Jan | Feb 2014




ANTONIO CABRAL

Massachusetts Representative | Teacher Turned Legislator

By Mikel Chavers
The phrase “teaching to the test” is not something that’s in Massachusetts Rep. Antonio Cabral’s vocabulary list—at least it’s not something he would ever grade as passing.
As a former public school teacher of social studies and foreign languages, and now full-time legislator, Cabral knows well teachers aren’t the only ones who should be held accountable for student and school performance. In a world where accountability is a hot button issue for education debates in the legislature and schools alike, Cabral brings his experience as a teacher to the policymaking process.
“Any school that might be designated as underperforming is not just due to the teachers,” Cabral said. “It is not the intention to hold just one sector of a school accountable. I think teachers are very important—without a teacher, you can have all the books you want, but you’re not going to get much achieved.”
Teaching is a calling, he said.
Although standards and measuring tools are important to get a sense that a school and its students are learning what they need to learn according to curriculum standards, Cabral said, at the same time teachers’ hands shouldn’t be tied to meet certain numbers for a certain test.
“Sometimes when we talk about standards, we get sort of bogged down on tools that we think the average person can almost touch and feel—and teaching is not that kind of profession.
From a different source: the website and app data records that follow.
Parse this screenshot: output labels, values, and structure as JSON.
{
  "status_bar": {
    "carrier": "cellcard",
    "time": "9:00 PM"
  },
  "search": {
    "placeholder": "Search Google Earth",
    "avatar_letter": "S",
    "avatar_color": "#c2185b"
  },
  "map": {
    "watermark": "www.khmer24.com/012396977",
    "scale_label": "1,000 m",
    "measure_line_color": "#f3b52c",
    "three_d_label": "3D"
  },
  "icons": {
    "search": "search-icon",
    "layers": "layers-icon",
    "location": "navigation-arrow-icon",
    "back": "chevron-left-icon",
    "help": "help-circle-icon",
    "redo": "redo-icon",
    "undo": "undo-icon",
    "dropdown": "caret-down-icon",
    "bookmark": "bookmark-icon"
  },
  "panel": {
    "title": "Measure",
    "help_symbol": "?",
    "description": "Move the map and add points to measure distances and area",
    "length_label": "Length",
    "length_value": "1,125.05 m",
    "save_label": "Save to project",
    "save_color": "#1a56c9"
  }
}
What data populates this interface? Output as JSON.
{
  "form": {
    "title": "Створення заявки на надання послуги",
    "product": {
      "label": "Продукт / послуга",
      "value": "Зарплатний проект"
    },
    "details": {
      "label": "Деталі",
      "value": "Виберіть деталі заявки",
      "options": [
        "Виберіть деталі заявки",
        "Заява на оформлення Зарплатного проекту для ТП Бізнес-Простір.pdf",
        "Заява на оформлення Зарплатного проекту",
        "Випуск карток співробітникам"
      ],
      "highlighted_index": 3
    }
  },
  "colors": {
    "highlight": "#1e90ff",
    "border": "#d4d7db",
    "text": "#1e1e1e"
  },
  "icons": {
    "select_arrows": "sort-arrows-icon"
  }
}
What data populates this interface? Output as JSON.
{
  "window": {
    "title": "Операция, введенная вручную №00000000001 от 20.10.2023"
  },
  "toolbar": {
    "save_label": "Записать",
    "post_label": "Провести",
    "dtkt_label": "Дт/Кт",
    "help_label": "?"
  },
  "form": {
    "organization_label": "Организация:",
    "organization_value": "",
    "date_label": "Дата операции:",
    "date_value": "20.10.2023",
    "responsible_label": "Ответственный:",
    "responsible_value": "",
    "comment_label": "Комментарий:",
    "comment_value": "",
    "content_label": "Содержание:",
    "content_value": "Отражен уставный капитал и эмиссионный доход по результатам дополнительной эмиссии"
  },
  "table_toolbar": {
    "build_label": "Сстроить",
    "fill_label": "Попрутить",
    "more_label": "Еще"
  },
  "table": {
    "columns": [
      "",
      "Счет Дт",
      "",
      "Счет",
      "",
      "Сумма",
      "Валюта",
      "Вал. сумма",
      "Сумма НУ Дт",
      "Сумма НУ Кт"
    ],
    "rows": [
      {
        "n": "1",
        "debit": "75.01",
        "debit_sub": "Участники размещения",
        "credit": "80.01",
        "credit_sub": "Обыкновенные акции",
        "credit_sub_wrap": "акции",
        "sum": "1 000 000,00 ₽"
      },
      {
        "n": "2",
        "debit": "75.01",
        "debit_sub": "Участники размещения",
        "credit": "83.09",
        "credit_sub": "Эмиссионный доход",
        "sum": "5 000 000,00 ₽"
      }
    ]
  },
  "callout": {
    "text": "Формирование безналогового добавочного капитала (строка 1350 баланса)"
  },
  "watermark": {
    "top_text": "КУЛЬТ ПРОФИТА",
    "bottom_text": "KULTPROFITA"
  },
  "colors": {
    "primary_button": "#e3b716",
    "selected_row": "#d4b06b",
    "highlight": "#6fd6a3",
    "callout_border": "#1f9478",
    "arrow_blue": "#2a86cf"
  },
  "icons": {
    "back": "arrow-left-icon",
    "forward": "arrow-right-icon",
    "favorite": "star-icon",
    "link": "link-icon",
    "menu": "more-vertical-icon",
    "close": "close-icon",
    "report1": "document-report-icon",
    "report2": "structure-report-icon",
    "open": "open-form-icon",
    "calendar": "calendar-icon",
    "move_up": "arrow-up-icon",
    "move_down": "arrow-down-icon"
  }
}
You’ve got to allow some freedom in the classroom … because teaching is a creative thing,” Cabral said.
“You should not be teaching to a particular test.”
In every educational reform debate in Massachusetts, Cabral shares his classroom experience. Whether it’s debating the state’s exit exam or whether superintendants or school councils have the power to dismiss teachers outright, Cabral and fellow colleagues who are former teachers bring a unique voice to the table.
“When we talk, people listen, and that’s rewarding,” Cabral said. “And we don’t win every debate but it’s very rewarding to know that colleagues take our life experiences into consideration.”